• Your instructions:
Each line that contains the string "color" counts once; report how many such lines appear in the data, as a number only.

• Given information:
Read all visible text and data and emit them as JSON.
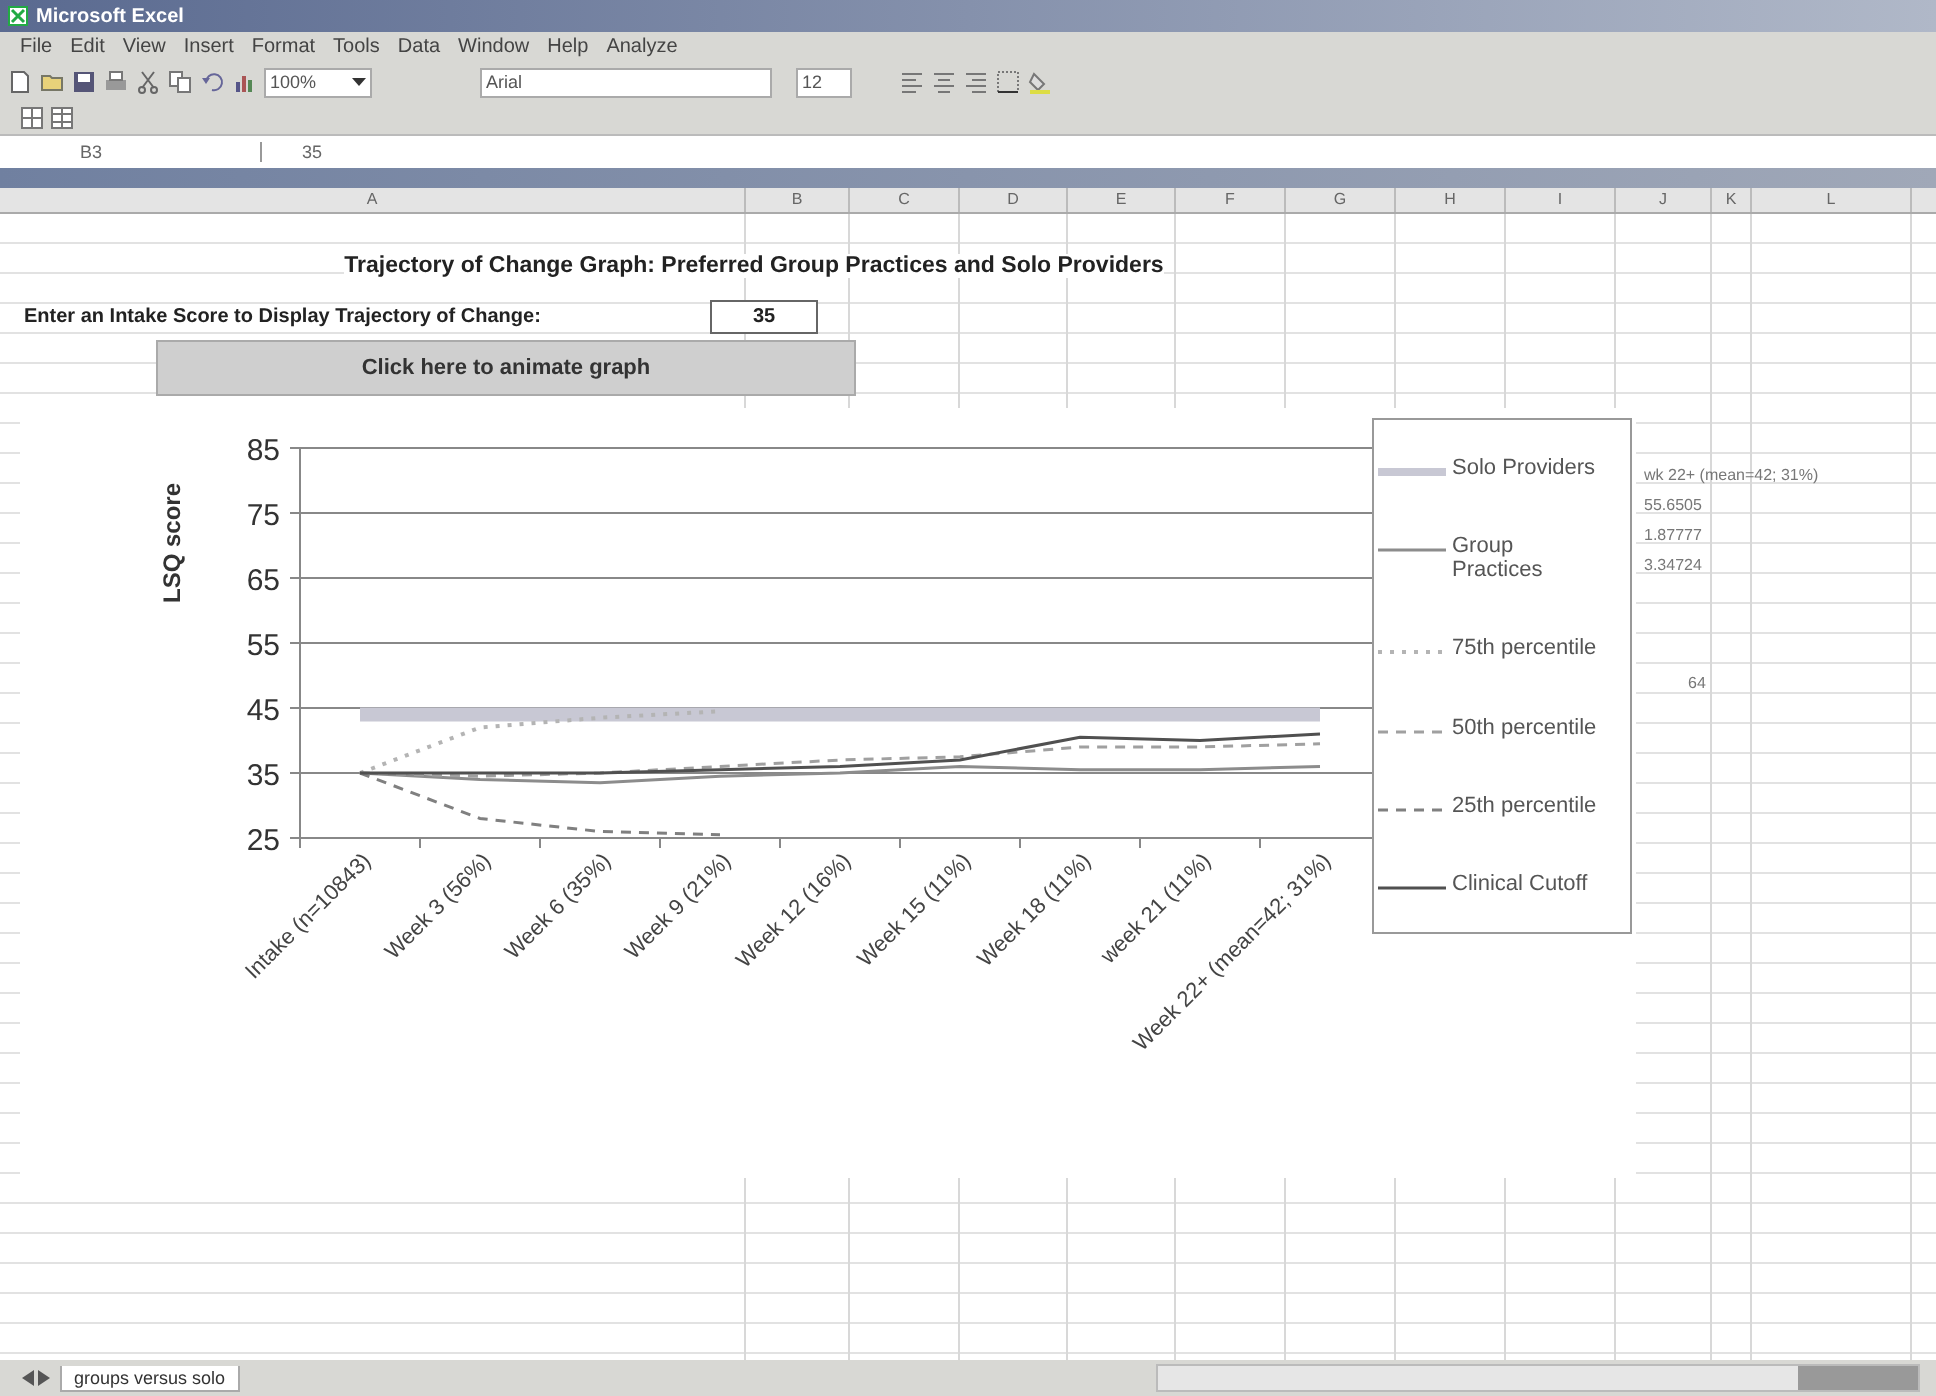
{
  "window": {
    "title": "Microsoft Excel"
  },
  "menu": [
    "File",
    "Edit",
    "View",
    "Insert",
    "Format",
    "Tools",
    "Data",
    "Window",
    "Help",
    "Analyze"
  ],
  "toolbar": {
    "zoom": "100%",
    "font": "Arial",
    "font_size": "12"
  },
  "formula_bar": {
    "name_box": "B3",
    "value": "35"
  },
  "columns": [
    "A",
    "B",
    "C",
    "D",
    "E",
    "F",
    "G",
    "H",
    "I",
    "J",
    "K",
    "L"
  ],
  "sheet": {
    "title": "Trajectory of Change Graph:  Preferred Group Practices and Solo Providers",
    "intake_label": "Enter an Intake Score to Display Trajectory of Change:",
    "intake_value": "35",
    "animate_button": "Click here to animate graph",
    "side_cells": [
      "wk 22+ (mean=42; 31%)",
      "55.6505",
      "1.87777",
      "3.34724",
      "64"
    ]
  },
  "chart": {
    "chart_data": {
      "type": "line",
      "ylabel": "LSQ score",
      "categories": [
        "Intake (n=10843)",
        "Week 3 (56%)",
        "Week 6 (35%)",
        "Week 9 (21%)",
        "Week 12 (16%)",
        "Week 15 (11%)",
        "Week 18 (11%)",
        "week 21 (11%)",
        "Week 22+ (mean=42; 31%)"
      ],
      "legend": true,
      "ylim": [
        25,
        85
      ],
      "yticks": [
        25,
        35,
        45,
        55,
        65,
        75,
        85
      ],
      "series": [
        {
          "name": "Solo Providers",
          "color": "#c8c8d4",
          "line_style": "solid",
          "values": [
            44,
            44,
            44,
            44,
            44,
            44,
            44,
            44,
            44
          ]
        },
        {
          "name": "Group Practices",
          "color": "#8c8c8c",
          "line_style": "solid",
          "values": [
            35,
            34,
            33.5,
            34.5,
            35,
            36,
            35.5,
            35.5,
            36
          ]
        },
        {
          "name": "75th percentile",
          "color": "#b4b4b4",
          "line_style": "dotted",
          "values": [
            35,
            42,
            43.5,
            44.5,
            null,
            null,
            null,
            null,
            null
          ]
        },
        {
          "name": "50th percentile",
          "color": "#a0a0a0",
          "line_style": "dashed",
          "values": [
            35,
            34.5,
            35,
            36,
            37,
            37.5,
            39,
            39,
            39.5
          ]
        },
        {
          "name": "25th percentile",
          "color": "#808080",
          "line_style": "dashed",
          "values": [
            35,
            28,
            26,
            25.5,
            null,
            null,
            null,
            null,
            null
          ]
        },
        {
          "name": "Clinical Cutoff",
          "color": "#505050",
          "line_style": "solid",
          "values": [
            35,
            35,
            35,
            35.5,
            36,
            37,
            40.5,
            40,
            41
          ]
        }
      ]
    }
  },
  "sheet_tabs": [
    {
      "label": "groups versus solo",
      "selected": true
    }
  ]
}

• Expected answer:
6